### Collection entries
┄┄┄┄┄┄┄┄┄┄┄┄┄┄┄┄┄┄┄┄
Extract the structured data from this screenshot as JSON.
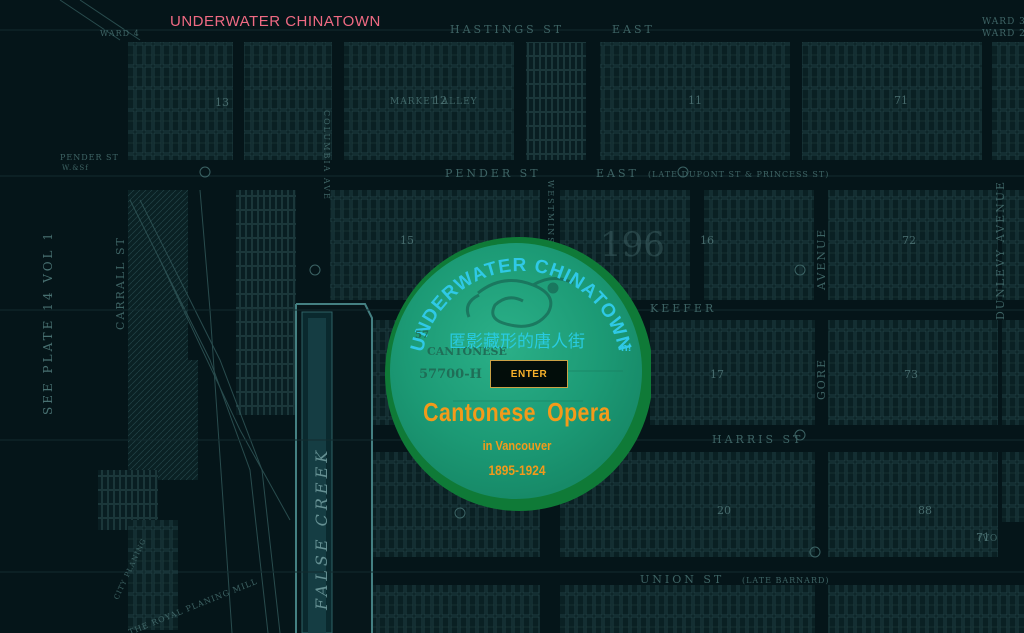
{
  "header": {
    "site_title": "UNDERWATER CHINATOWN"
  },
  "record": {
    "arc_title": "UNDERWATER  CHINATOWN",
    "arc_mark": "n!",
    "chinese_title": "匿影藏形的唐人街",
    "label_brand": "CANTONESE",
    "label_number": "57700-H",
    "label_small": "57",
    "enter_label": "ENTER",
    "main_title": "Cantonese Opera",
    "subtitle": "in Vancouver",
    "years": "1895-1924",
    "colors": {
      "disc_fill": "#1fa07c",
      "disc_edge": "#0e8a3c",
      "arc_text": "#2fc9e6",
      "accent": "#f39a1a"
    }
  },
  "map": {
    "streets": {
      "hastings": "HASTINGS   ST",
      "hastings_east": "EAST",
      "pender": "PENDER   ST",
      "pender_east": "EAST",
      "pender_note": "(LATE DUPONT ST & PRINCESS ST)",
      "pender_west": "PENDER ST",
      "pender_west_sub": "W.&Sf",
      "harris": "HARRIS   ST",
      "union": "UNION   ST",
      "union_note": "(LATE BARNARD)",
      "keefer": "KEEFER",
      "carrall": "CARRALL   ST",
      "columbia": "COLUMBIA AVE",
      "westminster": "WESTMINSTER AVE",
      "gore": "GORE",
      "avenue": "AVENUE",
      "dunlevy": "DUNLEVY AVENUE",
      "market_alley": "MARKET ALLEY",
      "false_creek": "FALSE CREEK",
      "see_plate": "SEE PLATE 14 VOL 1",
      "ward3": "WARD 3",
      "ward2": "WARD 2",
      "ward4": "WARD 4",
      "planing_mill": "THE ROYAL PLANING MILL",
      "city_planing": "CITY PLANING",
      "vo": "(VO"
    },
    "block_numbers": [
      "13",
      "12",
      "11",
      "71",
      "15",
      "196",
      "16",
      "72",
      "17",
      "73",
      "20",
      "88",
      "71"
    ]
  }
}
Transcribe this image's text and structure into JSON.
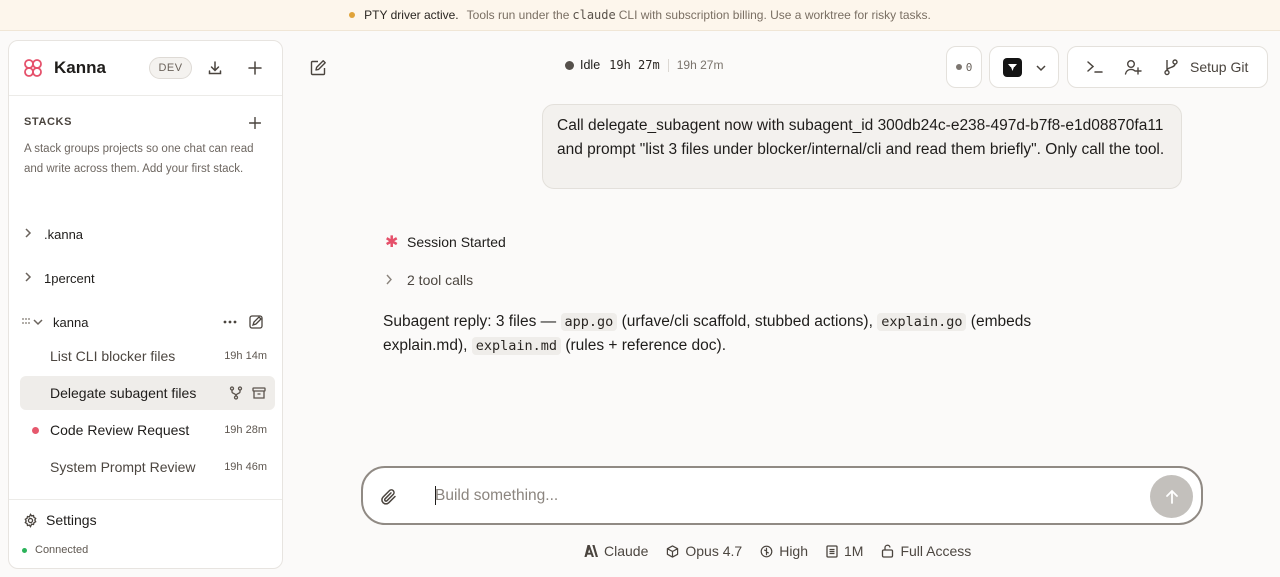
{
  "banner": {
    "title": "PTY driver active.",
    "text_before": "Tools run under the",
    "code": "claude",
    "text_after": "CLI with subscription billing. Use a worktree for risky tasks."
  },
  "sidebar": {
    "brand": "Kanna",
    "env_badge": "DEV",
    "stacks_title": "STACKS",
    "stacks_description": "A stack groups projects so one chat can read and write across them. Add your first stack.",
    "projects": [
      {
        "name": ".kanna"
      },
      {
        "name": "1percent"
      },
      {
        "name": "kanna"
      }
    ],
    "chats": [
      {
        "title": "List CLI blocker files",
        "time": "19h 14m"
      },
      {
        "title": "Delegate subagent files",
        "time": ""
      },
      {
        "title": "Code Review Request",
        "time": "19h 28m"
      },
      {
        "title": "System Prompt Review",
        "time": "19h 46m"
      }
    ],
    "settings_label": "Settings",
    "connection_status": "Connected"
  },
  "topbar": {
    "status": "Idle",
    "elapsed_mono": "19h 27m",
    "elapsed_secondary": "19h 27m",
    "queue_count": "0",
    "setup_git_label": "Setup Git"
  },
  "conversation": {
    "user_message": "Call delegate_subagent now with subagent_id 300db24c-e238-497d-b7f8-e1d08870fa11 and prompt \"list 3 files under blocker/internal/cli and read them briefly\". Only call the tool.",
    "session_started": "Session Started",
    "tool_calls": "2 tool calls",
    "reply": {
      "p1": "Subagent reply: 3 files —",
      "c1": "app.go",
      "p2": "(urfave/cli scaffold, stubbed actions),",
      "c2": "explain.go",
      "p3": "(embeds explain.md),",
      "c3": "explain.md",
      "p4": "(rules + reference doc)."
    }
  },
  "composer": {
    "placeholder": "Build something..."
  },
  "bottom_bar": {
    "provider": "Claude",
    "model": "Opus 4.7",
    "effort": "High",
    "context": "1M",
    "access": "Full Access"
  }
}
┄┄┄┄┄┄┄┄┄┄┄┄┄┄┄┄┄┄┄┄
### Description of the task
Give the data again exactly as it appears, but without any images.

### Answer box
Extract the structured data from this screenshot as JSON.
{
  "header": {
    "site_title": "UNDERWATER CHINATOWN"
  },
  "record": {
    "arc_title": "UNDERWATER  CHINATOWN",
    "arc_mark": "n!",
    "chinese_title": "匿影藏形的唐人街",
    "label_brand": "CANTONESE",
    "label_number": "57700-H",
    "label_small": "57",
    "enter_label": "ENTER",
    "main_title": "Cantonese Opera",
    "subtitle": "in Vancouver",
    "years": "1895-1924",
    "colors": {
      "disc_fill": "#1fa07c",
      "disc_edge": "#0e8a3c",
      "arc_text": "#2fc9e6",
      "accent": "#f39a1a"
    }
  },
  "map": {
    "streets": {
      "hastings": "HASTINGS   ST",
      "hastings_east": "EAST",
      "pender": "PENDER   ST",
      "pender_east": "EAST",
      "pender_note": "(LATE DUPONT ST & PRINCESS ST)",
      "pender_west": "PENDER ST",
      "pender_west_sub": "W.&Sf",
      "harris": "HARRIS   ST",
      "union": "UNION   ST",
      "union_note": "(LATE BARNARD)",
      "keefer": "KEEFER",
      "carrall": "CARRALL   ST",
      "columbia": "COLUMBIA AVE",
      "westminster": "WESTMINSTER AVE",
      "gore": "GORE",
      "avenue": "AVENUE",
      "dunlevy": "DUNLEVY AVENUE",
      "market_alley": "MARKET ALLEY",
      "false_creek": "FALSE CREEK",
      "see_plate": "SEE PLATE 14 VOL 1",
      "ward3": "WARD 3",
      "ward2": "WARD 2",
      "ward4": "WARD 4",
      "planing_mill": "THE ROYAL PLANING MILL",
      "city_planing": "CITY PLANING",
      "vo": "(VO"
    },
    "block_numbers": [
      "13",
      "12",
      "11",
      "71",
      "15",
      "196",
      "16",
      "72",
      "17",
      "73",
      "20",
      "88",
      "71"
    ]
  }
}
Transcribe this image's text and structure into JSON.
{
  "banner": {
    "title": "PTY driver active.",
    "text_before": "Tools run under the",
    "code": "claude",
    "text_after": "CLI with subscription billing. Use a worktree for risky tasks."
  },
  "sidebar": {
    "brand": "Kanna",
    "env_badge": "DEV",
    "stacks_title": "STACKS",
    "stacks_description": "A stack groups projects so one chat can read and write across them. Add your first stack.",
    "projects": [
      {
        "name": ".kanna"
      },
      {
        "name": "1percent"
      },
      {
        "name": "kanna"
      }
    ],
    "chats": [
      {
        "title": "List CLI blocker files",
        "time": "19h 14m"
      },
      {
        "title": "Delegate subagent files",
        "time": ""
      },
      {
        "title": "Code Review Request",
        "time": "19h 28m"
      },
      {
        "title": "System Prompt Review",
        "time": "19h 46m"
      }
    ],
    "settings_label": "Settings",
    "connection_status": "Connected"
  },
  "topbar": {
    "status": "Idle",
    "elapsed_mono": "19h 27m",
    "elapsed_secondary": "19h 27m",
    "queue_count": "0",
    "setup_git_label": "Setup Git"
  },
  "conversation": {
    "user_message": "Call delegate_subagent now with subagent_id 300db24c-e238-497d-b7f8-e1d08870fa11 and prompt \"list 3 files under blocker/internal/cli and read them briefly\". Only call the tool.",
    "session_started": "Session Started",
    "tool_calls": "2 tool calls",
    "reply": {
      "p1": "Subagent reply: 3 files —",
      "c1": "app.go",
      "p2": "(urfave/cli scaffold, stubbed actions),",
      "c2": "explain.go",
      "p3": "(embeds explain.md),",
      "c3": "explain.md",
      "p4": "(rules + reference doc)."
    }
  },
  "composer": {
    "placeholder": "Build something..."
  },
  "bottom_bar": {
    "provider": "Claude",
    "model": "Opus 4.7",
    "effort": "High",
    "context": "1M",
    "access": "Full Access"
  }
}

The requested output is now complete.